The Central Pacific Railroad, soon to become Southern Pacific, arrived at campsites called Nutglade, then Cedar Flat, and then became a town called Pusher before being re-named Dunsmuir in honor of Alexander Dunsmuir. The Depot building was simply an old boxcar. S.P. built a more permanent Depot in the 1880’s which survived into the mid 1970’s. Sadly, the original wooden Southern Pacific Depot was demolished in 1973. Today, all that remains are the turntable, the CTC Annex and the vault.
The old depot served as the ticket and baggage office plus headquarters for the Superintendent of the Shasta Division. The Chief Dispatcher knew the trains and engine crews; he was the nerve center for train movement.
In late 1941, fifteen dispatchers were busy working at the Dunsmuir Depot, which was divided into five districts, Gerber to Redding and Modoc line, Redding to Dunsmuir, Dunsmuir to Black Butte, and Black Butte to Ashland, Black Butte to Klamath Falls and Klamath Falls to Crescent Lake. The train dispatcher’s office was closed in 1965.
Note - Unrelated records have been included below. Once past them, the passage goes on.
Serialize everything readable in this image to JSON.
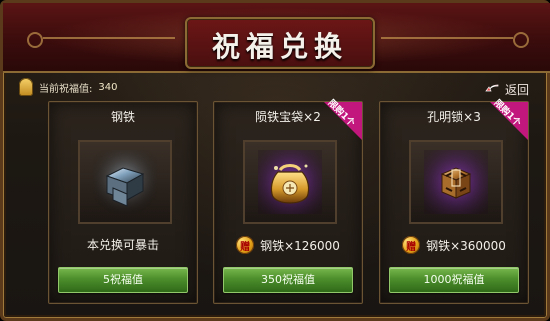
{
  "header": {
    "title": "祝福兑换"
  },
  "blessing": {
    "label": "当前祝福值:",
    "value": "340"
  },
  "back": {
    "label": "返回"
  },
  "cards": [
    {
      "name": "钢铁",
      "description": "本兑换可暴击",
      "gift_label": "",
      "cost_button": "5祝福值",
      "limited_tag": ""
    },
    {
      "name": "陨铁宝袋×2",
      "description": "",
      "gift_label": "钢铁×126000",
      "cost_button": "350祝福值",
      "limited_tag": "限购1个"
    },
    {
      "name": "孔明锁×3",
      "description": "",
      "gift_label": "钢铁×360000",
      "cost_button": "1000祝福值",
      "limited_tag": "限购1个"
    }
  ],
  "gift_badge": {
    "text": "赠"
  },
  "icons": {
    "bell": "bell-icon",
    "back": "back-arrow-icon",
    "steel": "steel-ingot-icon",
    "bag": "treasure-bag-icon",
    "lock": "kongming-lock-icon",
    "gift": "gift-badge-icon"
  },
  "colors": {
    "header_red": "#5b1414",
    "gold_border": "#8b6a33",
    "button_green": "#4d8e2c",
    "limited_magenta": "#c2187d"
  }
}
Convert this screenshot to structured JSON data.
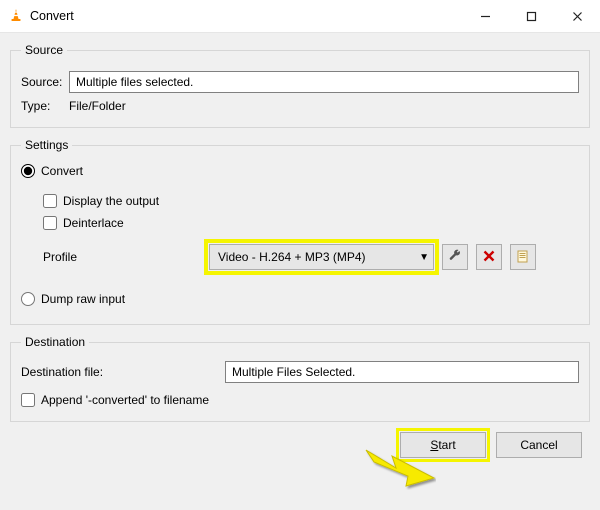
{
  "window": {
    "title": "Convert",
    "app_icon": "vlc-cone-icon"
  },
  "source_group": {
    "legend": "Source",
    "source_label": "Source:",
    "source_value": "Multiple files selected.",
    "type_label": "Type:",
    "type_value": "File/Folder"
  },
  "settings_group": {
    "legend": "Settings",
    "convert_radio": "Convert",
    "display_output_checkbox": "Display the output",
    "deinterlace_checkbox": "Deinterlace",
    "profile_label": "Profile",
    "profile_selected": "Video - H.264 + MP3 (MP4)",
    "tool_button": "wrench-icon",
    "delete_button": "delete-icon",
    "new_button": "new-profile-icon",
    "dump_radio": "Dump raw input"
  },
  "destination_group": {
    "legend": "Destination",
    "dest_file_label": "Destination file:",
    "dest_file_value": "Multiple Files Selected.",
    "append_checkbox": "Append '-converted' to filename"
  },
  "buttons": {
    "start_prefix": "S",
    "start_rest": "tart",
    "cancel": "Cancel"
  },
  "colors": {
    "highlight": "#f5f500"
  }
}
Other offices and service facilities for the steam locomotives included offices of the roadmaster, bridge and building operations, water and fuel, signal department, master mechanic and master car repairer, foreman of the roundhouse, and Special Agents (railroad police).
|Dunsmuir Depot, Present Day|
Photo Credit: Carol Skalko